If you use ad blocking software, the company will override that and start showing ads on the platform. But even while forcing those ads, Facebook will also give you more control over what ads you see.
If this works, ads should become more relevant to users and more valuable to advertisers, and therefore more profitable for Facebook. If it backfires, Facebook will annoy users who are used to ad-blocking software, and could lose revenue as people opt out of ads. But with the rise of ad-blocking software, and the demand for accurately targeted ads, Facebook seems to be making a calculated choice.
"We've all experienced a lot of bad ads," Facebook's Andrew Bosworth wrote in a blog post announcing the new tools. "As a result of what we've learned, we've introduced tools to help people control their experience, improved how we decide which ads to show and created new ad formats that complement, rather than detract from, people's experience online."
Users can also opt to stop seeing ads from certain businesses or organizations that have added them to their customer lists. Or users can choose to stop seeing ads based on their interest — by going into your ad preferences and indicating you don't want to see ads about, say travel.

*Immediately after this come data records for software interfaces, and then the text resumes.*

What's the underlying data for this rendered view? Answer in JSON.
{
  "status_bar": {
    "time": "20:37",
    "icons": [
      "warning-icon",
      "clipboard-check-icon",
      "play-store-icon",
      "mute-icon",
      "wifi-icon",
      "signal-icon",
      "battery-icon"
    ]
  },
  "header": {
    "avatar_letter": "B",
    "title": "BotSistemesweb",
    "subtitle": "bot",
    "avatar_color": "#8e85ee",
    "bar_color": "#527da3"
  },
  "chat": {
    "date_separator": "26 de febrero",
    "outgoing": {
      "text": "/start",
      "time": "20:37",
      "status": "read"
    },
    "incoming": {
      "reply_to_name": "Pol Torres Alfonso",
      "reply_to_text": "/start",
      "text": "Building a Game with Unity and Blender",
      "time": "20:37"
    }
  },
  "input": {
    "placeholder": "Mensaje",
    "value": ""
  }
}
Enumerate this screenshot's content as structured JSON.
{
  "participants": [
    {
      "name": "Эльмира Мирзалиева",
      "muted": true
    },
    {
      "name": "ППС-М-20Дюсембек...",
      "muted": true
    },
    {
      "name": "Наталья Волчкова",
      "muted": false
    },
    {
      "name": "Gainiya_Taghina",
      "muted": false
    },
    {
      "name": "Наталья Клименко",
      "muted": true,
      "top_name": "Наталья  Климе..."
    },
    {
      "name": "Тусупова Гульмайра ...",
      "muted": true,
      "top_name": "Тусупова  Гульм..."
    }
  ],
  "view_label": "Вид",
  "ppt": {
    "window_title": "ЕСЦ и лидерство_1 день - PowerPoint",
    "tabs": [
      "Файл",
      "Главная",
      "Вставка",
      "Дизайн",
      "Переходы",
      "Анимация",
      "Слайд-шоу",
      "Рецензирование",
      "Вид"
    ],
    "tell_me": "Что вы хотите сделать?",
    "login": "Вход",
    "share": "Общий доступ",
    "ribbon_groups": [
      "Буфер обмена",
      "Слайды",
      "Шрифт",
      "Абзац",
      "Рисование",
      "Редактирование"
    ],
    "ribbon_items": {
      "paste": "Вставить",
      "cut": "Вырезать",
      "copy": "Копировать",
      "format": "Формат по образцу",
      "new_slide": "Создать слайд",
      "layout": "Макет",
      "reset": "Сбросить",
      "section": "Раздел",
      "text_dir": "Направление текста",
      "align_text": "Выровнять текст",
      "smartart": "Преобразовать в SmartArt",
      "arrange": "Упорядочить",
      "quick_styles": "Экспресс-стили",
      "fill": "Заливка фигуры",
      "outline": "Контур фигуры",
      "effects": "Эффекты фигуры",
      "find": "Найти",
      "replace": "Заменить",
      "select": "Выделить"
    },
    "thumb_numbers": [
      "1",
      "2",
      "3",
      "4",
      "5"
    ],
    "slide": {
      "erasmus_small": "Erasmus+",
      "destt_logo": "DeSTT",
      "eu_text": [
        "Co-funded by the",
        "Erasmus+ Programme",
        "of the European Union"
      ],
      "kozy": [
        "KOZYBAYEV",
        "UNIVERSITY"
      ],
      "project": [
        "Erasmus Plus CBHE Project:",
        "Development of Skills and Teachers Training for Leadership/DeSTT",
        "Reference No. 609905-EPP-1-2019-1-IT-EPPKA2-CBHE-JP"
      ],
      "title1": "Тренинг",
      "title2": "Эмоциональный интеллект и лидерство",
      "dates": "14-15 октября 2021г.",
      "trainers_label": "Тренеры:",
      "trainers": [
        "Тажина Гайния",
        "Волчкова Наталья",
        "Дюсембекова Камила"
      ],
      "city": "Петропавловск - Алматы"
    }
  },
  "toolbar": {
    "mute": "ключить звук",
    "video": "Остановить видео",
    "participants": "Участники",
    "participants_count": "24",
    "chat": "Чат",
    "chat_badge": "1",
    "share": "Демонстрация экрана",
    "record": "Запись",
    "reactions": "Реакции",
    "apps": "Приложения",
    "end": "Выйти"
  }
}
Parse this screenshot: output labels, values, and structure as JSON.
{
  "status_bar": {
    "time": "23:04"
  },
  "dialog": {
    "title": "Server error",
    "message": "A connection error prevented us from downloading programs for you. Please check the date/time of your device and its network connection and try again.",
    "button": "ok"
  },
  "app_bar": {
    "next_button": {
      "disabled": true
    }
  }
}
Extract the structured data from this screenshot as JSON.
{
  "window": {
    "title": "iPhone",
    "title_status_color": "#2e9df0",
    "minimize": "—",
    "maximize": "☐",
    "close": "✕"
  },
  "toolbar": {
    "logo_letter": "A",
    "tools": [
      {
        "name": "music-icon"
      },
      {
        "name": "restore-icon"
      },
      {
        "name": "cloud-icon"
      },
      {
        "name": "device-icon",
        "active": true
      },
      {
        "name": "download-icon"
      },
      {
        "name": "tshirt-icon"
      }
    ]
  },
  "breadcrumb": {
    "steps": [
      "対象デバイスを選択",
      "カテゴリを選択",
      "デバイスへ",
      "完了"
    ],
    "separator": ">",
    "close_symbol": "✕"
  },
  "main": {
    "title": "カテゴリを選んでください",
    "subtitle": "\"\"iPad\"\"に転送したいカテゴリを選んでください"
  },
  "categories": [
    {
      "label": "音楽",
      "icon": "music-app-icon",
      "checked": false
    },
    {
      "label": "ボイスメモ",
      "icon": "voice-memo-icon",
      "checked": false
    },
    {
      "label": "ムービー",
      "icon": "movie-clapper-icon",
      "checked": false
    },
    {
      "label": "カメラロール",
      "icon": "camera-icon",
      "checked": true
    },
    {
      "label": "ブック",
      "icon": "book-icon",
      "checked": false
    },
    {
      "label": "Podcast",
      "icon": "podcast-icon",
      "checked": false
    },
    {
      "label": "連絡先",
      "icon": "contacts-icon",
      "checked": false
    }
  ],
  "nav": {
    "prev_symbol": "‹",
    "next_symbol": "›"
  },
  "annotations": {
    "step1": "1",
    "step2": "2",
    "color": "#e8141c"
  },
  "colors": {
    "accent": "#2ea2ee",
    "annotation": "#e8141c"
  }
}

Bosworth, who is VP of ads and business platform, said that as Facebook offers its users more controls "to stop annoying, disruptive ads," it will also begin overriding ad blocks to show ads to desktop users with that software.
"Some ad-blocking companies accept money in exchange for showing ads that they previously blocked — a practice that is at best confusing to people, and that reduces the funding needed to support the journalism and other free services that we enjoy on the web," Bosworth wrote.
"Ads support our mission of giving people the power to share and making the world more open and connected. Rather than paying ad blocking companies to unblock the ads we show — as some of these companies have invited us to do in the past — we're putting control in people's hands with our updated ad preferences and our other advertising controls."
Facebook also said last week it has changed its newsfeed algorithm in an effort to reduce the amount of clickbait people see.
Correction: This story has been revised to include Bosworth's most recent title.